Recent Posts by John Paczkowski

Survey: AT&T Drops Three Times as Many Calls as Verizon

After a brief respite, AT&T is back in the news again for claims of poor wireless service. Despite a concerted effort to improve connection reliability and circuit capacity, the carrier is still receiving low marks for dropped-call frequency, a key indicator of wireless customer satisfaction.

Indeed, in a March survey of 4,040 smartphone subscribers by ChangeWave Research, AT&T (T) subscribers reported the highest percentage of dropped calls by any U.S. carrier–4.5 percent. That’s significantly worse than T-Mobile (2.8 percent) and Sprint (S) (2.5 percent), and three times as bad as the 1.5 percent reported by subscribers of archrival Verizon (click on tables below to enlarge).

“AT&T was clearly the worst in the March survey, tacking on yet another increase over the last ChangeWave research survey,” ChangeWave observed. “Furthermore, a closer look at the trends show an increasing number of dropped calls among AT&T customers surveyed, and a steadily decreasing number of dropped calls for Verizon customers.”

And AT&T suffers for this. Just 23 percent of the AT&T customers ChangeWave surveyed said they are “very satisfied” with the company’s service. Meanwhile, 49 percent of Verizon (VZ) customers described themselves as “very satisfied.” A tough break for AT&T, which has been doing its damndest to improve the public’s perception of its network as one overtaxed by the data demands of Apple’s (AAPL) iPhone.

That said, it’s important to note that ChangeWave’s research does contrast to a Feburary PC World study that ranked AT&T’s 3G network as the top performer in the 13 markets it surveyed.


Twitter’s Tanking

December 30, 2013 at 6:49 am PT

2013 Was a Good Year for Chromebooks

December 29, 2013 at 2:12 pm PT

BlackBerry Pulls Latest Twitter for BB10 Update

December 29, 2013 at 5:58 am PT

Apple CEO Tim Cook Made $4.25 Million This Year

December 28, 2013 at 12:05 pm PT

Latest Video

View all videos »

Search »

I think the NSA has a job to do and we need the NSA. But as (physicist) Robert Oppenheimer said, “When you see something that is technically sweet, you go ahead and do it and argue about what to do about it only after you’ve had your technical success.
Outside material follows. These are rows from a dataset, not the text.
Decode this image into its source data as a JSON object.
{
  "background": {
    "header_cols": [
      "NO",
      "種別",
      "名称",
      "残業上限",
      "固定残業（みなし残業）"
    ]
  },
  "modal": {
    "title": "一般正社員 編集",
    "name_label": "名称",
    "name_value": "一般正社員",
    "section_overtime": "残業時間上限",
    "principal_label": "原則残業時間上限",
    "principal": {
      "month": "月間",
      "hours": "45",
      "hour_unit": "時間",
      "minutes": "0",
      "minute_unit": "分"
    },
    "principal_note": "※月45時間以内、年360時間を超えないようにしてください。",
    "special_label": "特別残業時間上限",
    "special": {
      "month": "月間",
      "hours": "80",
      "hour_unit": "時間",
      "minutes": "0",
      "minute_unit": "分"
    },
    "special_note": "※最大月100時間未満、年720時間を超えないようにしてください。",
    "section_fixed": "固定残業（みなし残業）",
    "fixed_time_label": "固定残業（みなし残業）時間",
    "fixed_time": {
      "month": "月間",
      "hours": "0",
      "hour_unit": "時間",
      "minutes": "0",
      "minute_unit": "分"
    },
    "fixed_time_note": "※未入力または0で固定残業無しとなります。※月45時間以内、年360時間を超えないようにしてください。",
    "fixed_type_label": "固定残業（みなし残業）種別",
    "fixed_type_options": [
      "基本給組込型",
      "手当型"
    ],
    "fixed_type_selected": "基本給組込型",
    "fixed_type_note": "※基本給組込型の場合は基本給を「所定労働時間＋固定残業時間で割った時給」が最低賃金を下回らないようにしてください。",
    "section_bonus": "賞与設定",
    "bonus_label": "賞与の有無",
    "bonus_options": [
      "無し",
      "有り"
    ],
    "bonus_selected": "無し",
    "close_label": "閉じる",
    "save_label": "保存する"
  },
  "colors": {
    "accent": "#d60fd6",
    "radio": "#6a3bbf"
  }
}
That is the way it was with the atomic bomb.”

— Phil Zimmerman, PGP inventor and Silent Circle co-founder, in an interview with Om Malik